It’s possible that all of the game’s issues can simply be ignored and instead we simply focus on the gameplay. If we do that, the game’s a home run. There’s a certain fluidity with the marriage of stealth and action that continue to exist. Combine that with the unfamiliar setting of Karnaca (we’ve been exiled from Dunwall, more on that later though) and the result is scenarios where players are tasked routinely with careful planning and execution. Or, if you’re like me, simply hoping for the best and bring upon pure chaos.
That chaos meter returns from the original, though I can’t but wonder if the change of locale harms it. Yes, you’re still tracked for the amount of damage you do (or don’t do) and the result is a change of enemy presence, but I can’t help but feel like your actions don’t have the same amount of consequence. There’s a bigger focus on when it comes to narrative changes, but that ultimately feels like a completely wasted effort. For me, Dishonored 2’s chaos is a gigantic disappointment; the world around me doesn’t feel like it changes so much as it gets simply more and more difficult.
But again, as someone that simply hopes for the best with my play style, I could be simply terrible at the game. After all, Bethesda’s marketing plan was centered on “this is how you won’t play Dishonored 2.” Consider me the poster child for that, then. Don’t play like me. Seriously. It will end terribly.
Thunder Only Happens When It’s Raining
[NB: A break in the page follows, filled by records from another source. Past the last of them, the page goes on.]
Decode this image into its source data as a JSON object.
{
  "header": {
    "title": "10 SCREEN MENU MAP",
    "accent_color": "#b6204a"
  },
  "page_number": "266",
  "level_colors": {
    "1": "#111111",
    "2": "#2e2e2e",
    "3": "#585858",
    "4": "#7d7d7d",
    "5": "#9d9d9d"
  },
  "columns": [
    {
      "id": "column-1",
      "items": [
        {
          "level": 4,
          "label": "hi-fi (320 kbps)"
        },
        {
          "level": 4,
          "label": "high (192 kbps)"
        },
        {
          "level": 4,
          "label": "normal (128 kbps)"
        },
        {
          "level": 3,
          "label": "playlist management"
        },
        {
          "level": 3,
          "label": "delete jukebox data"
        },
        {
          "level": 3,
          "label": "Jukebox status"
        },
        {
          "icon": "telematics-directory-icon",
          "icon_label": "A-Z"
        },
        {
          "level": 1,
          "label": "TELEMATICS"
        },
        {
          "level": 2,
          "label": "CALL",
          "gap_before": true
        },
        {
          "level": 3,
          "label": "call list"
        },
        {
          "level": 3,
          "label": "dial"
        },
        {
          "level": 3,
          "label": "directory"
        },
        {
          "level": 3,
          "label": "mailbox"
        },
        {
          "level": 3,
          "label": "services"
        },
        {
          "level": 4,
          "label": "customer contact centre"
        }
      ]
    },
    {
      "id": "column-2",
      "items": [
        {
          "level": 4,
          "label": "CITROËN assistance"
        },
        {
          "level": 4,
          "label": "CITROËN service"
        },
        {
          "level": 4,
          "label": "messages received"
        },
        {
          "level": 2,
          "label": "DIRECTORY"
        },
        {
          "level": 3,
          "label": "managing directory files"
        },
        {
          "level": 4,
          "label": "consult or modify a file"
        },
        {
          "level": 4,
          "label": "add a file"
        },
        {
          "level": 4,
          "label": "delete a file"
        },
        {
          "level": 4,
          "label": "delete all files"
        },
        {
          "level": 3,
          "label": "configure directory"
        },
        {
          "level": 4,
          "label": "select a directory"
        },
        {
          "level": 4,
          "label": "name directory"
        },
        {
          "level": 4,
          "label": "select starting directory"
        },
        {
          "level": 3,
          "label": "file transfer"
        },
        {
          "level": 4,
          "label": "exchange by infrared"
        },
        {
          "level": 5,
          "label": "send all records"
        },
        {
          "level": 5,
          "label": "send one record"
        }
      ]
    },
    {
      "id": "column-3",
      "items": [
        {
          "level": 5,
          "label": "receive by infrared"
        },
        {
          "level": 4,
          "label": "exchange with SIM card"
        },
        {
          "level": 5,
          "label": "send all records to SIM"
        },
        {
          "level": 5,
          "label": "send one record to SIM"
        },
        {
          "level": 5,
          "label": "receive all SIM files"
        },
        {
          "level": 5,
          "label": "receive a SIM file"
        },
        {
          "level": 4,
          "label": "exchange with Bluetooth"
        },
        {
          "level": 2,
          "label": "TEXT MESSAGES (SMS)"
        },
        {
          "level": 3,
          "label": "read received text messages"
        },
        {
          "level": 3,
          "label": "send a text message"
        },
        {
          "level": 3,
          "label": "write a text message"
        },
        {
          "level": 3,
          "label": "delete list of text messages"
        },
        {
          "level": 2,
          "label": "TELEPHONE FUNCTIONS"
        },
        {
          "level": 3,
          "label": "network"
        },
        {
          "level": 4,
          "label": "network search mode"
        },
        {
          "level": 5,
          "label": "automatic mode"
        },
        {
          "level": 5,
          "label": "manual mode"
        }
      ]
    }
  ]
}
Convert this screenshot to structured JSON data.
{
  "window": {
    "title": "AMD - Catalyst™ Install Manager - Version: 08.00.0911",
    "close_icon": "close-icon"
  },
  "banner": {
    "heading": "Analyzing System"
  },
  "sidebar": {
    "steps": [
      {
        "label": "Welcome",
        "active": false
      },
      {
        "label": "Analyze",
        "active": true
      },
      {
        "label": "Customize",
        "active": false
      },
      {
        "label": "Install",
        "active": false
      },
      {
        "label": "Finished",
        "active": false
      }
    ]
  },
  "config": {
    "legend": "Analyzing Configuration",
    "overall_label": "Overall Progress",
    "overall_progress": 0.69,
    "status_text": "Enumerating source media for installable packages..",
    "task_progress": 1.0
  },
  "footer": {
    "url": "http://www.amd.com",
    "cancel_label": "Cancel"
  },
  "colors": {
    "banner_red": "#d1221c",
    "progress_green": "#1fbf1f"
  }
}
Our story features a tale of vengeance and clearing our name. Stop me if you’ve heard this one before: a powerful enemy has come to town, claiming a false blood line to the throne, and has framed you, either Emily Kaldwin or the first game’s protagonist Corvo Attano, as a murderer. Yes, this is the premise for many a game and movie, including Dishonored 2. The method for dancing around the double protagonist is clever and adds a driving force to the story, but at the end of the day, you’re playing this game because of the gameplay, not the narrative. It doesn’t matter how hard developer Arkane Studios tries to make your choices matter when it comes to story, they don’t carry the same weight as the upper echelon of storytelling in the medium.
Further damping the experience is how serious the game takes itself. Let’s not mince words here; Dishonored as a whole as at its best when you’re using supernatural powers to murder your enemies in the most over-the-top way possible. Remember that feeling you got when playing Gears of War for the first time? The unnatural joy when performing your first chainsaw execution? That’s where Dishonored is at its best: changing off a stealth kill into some super powers to chain four more together before shooting off one incoming guard and then flipping reality to finish the job. Considering the design of later missions in the game, the overly serious story and characters make less and less sense. The game offers plenty to be excited about, particularly regarding level design, so here’s to hoping additional playthroughs can paint a brighter picture. That there is the biggest impression Dishonored 2 leaves on me: I want to keep playing despite my frustrations. Again, this isn’t a bad game by any means necessary, but instead one that falls short due to me having various issues that piled up over time.
The biggest issue, though, is the visuals. For whatever reason, my copy of Dishonored 2 (on Xbox One) isn’t nearly as crisp as it should be. Maybe it’s an optimization issue? Perhaps the art style clashes with the amount of power the game is using? Whatever the case, I’m just happy I’m not playing the game on PC, where the game is reportedly an unplayable mess.
Here’s the bottom line: Dishonored 2 can be an enjoyable experience if you’re able to put up with some of its flaws. If you’re the type of person who played through the original dozens of times, each different than the last, then this will be absolutely worth the pick-up. If you weren’t one of those people, then you’re honestly better off waiting. Despite its moments of joy and exhilaration, Dishonored 2 left me wondering “what if?” Just make sure that no matter what you do, avoid the PC version at all costs until its patched.